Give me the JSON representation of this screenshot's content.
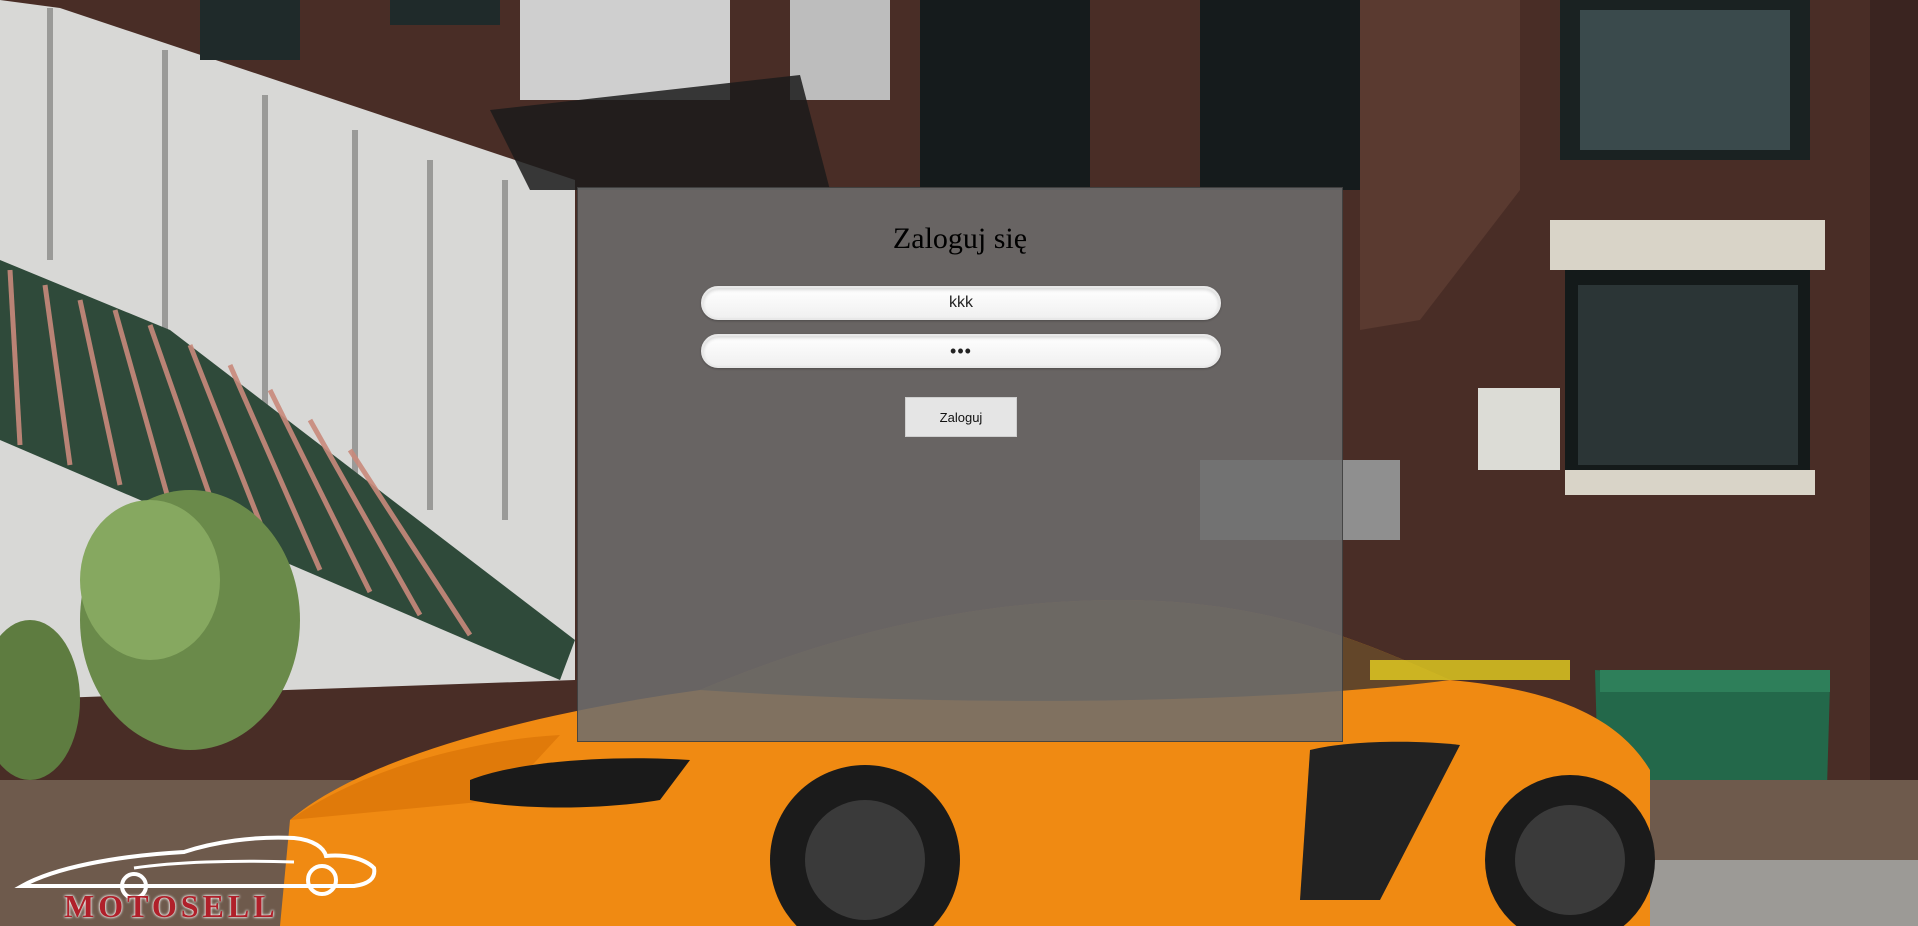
{
  "login": {
    "title": "Zaloguj się",
    "login_value": "kkk",
    "password_value": "•••",
    "submit_label": "Zaloguj"
  },
  "logo": {
    "text": "MOTOSELL"
  },
  "colors": {
    "panel_overlay": "#6e6e6e",
    "car_orange": "#f08a12",
    "brick": "#4a2e26",
    "logo_red": "#b0202a"
  }
}
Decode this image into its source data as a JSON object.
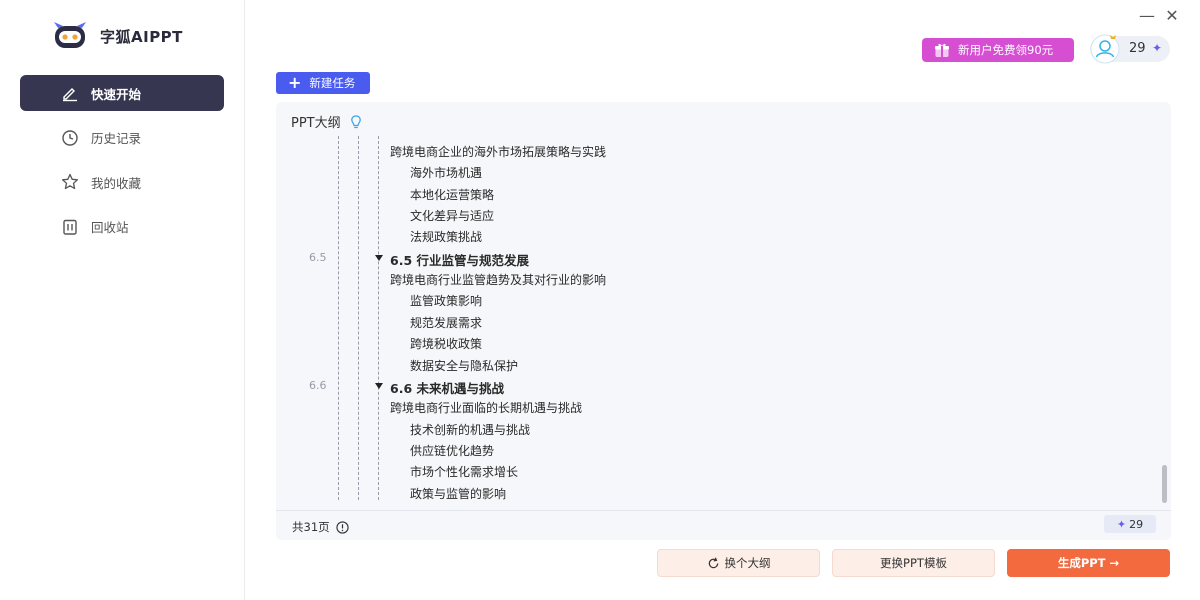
{
  "brand": {
    "name": "字狐AIPPT"
  },
  "sidebar": {
    "items": [
      {
        "label": "快速开始",
        "active": true,
        "icon": "pencil-icon"
      },
      {
        "label": "历史记录",
        "active": false,
        "icon": "clock-icon"
      },
      {
        "label": "我的收藏",
        "active": false,
        "icon": "star-icon"
      },
      {
        "label": "回收站",
        "active": false,
        "icon": "trash-icon"
      }
    ]
  },
  "window": {
    "minimize": "—",
    "close": "✕"
  },
  "header": {
    "promo_label": "新用户免费领90元",
    "credits": "29",
    "credits_symbol": "✦"
  },
  "toolbar": {
    "new_task_label": "新建任务",
    "new_task_icon": "+"
  },
  "outline": {
    "title": "PPT大纲",
    "rows": [
      {
        "kind": "desc",
        "text": "跨境电商企业的海外市场拓展策略与实践"
      },
      {
        "kind": "sub",
        "text": "海外市场机遇"
      },
      {
        "kind": "sub",
        "text": "本地化运营策略"
      },
      {
        "kind": "sub",
        "text": "文化差异与适应"
      },
      {
        "kind": "sub",
        "text": "法规政策挑战"
      },
      {
        "kind": "section",
        "num": "6.5",
        "text": "6.5 行业监管与规范发展"
      },
      {
        "kind": "desc",
        "text": "跨境电商行业监管趋势及其对行业的影响"
      },
      {
        "kind": "sub",
        "text": "监管政策影响"
      },
      {
        "kind": "sub",
        "text": "规范发展需求"
      },
      {
        "kind": "sub",
        "text": "跨境税收政策"
      },
      {
        "kind": "sub",
        "text": "数据安全与隐私保护"
      },
      {
        "kind": "section",
        "num": "6.6",
        "text": "6.6 未来机遇与挑战"
      },
      {
        "kind": "desc",
        "text": "跨境电商行业面临的长期机遇与挑战"
      },
      {
        "kind": "sub",
        "text": "技术创新的机遇与挑战"
      },
      {
        "kind": "sub",
        "text": "供应链优化趋势"
      },
      {
        "kind": "sub",
        "text": "市场个性化需求增长"
      },
      {
        "kind": "sub",
        "text": "政策与监管的影响"
      }
    ],
    "page_count": "共31页",
    "cost": "29",
    "cost_symbol": "✦"
  },
  "actions": {
    "change_outline": "换个大纲",
    "change_template": "更换PPT模板",
    "generate": "生成PPT →"
  },
  "colors": {
    "accent": "#4a5cf0",
    "active_nav": "#363650",
    "promo": "#d64fd3",
    "primary_button": "#f26a3d"
  }
}
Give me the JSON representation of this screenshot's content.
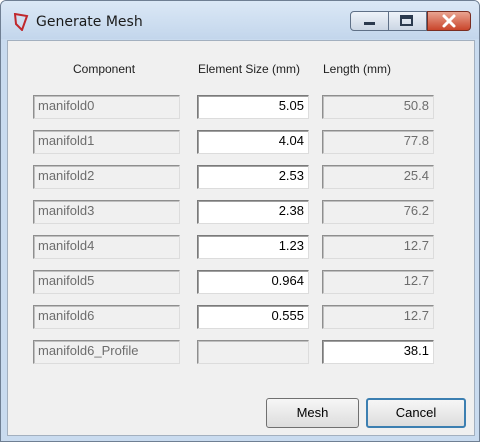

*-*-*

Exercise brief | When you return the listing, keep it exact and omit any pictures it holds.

Answer section |
Give me the JSON representation of this screenshot's content.
{
  "login": {
    "title": "Zaloguj się",
    "login_value": "kkk",
    "password_value": "•••",
    "submit_label": "Zaloguj"
  },
  "logo": {
    "text": "MOTOSELL"
  },
  "colors": {
    "panel_overlay": "#6e6e6e",
    "car_orange": "#f08a12",
    "brick": "#4a2e26",
    "logo_red": "#b0202a"
  }
}
Decode this image into its source data as a JSON object.
{
  "brand": {
    "name": "字狐AIPPT"
  },
  "sidebar": {
    "items": [
      {
        "label": "快速开始",
        "active": true,
        "icon": "pencil-icon"
      },
      {
        "label": "历史记录",
        "active": false,
        "icon": "clock-icon"
      },
      {
        "label": "我的收藏",
        "active": false,
        "icon": "star-icon"
      },
      {
        "label": "回收站",
        "active": false,
        "icon": "trash-icon"
      }
    ]
  },
  "window": {
    "minimize": "—",
    "close": "✕"
  },
  "header": {
    "promo_label": "新用户免费领90元",
    "credits": "29",
    "credits_symbol": "✦"
  },
  "toolbar": {
    "new_task_label": "新建任务",
    "new_task_icon": "+"
  },
  "outline": {
    "title": "PPT大纲",
    "rows": [
      {
        "kind": "desc",
        "text": "跨境电商企业的海外市场拓展策略与实践"
      },
      {
        "kind": "sub",
        "text": "海外市场机遇"
      },
      {
        "kind": "sub",
        "text": "本地化运营策略"
      },
      {
        "kind": "sub",
        "text": "文化差异与适应"
      },
      {
        "kind": "sub",
        "text": "法规政策挑战"
      },
      {
        "kind": "section",
        "num": "6.5",
        "text": "6.5 行业监管与规范发展"
      },
      {
        "kind": "desc",
        "text": "跨境电商行业监管趋势及其对行业的影响"
      },
      {
        "kind": "sub",
        "text": "监管政策影响"
      },
      {
        "kind": "sub",
        "text": "规范发展需求"
      },
      {
        "kind": "sub",
        "text": "跨境税收政策"
      },
      {
        "kind": "sub",
        "text": "数据安全与隐私保护"
      },
      {
        "kind": "section",
        "num": "6.6",
        "text": "6.6 未来机遇与挑战"
      },
      {
        "kind": "desc",
        "text": "跨境电商行业面临的长期机遇与挑战"
      },
      {
        "kind": "sub",
        "text": "技术创新的机遇与挑战"
      },
      {
        "kind": "sub",
        "text": "供应链优化趋势"
      },
      {
        "kind": "sub",
        "text": "市场个性化需求增长"
      },
      {
        "kind": "sub",
        "text": "政策与监管的影响"
      }
    ],
    "page_count": "共31页",
    "cost": "29",
    "cost_symbol": "✦"
  },
  "actions": {
    "change_outline": "换个大纲",
    "change_template": "更换PPT模板",
    "generate": "生成PPT →"
  },
  "colors": {
    "accent": "#4a5cf0",
    "active_nav": "#363650",
    "promo": "#d64fd3",
    "primary_button": "#f26a3d"
  }
}
Give me the JSON representation of this screenshot's content.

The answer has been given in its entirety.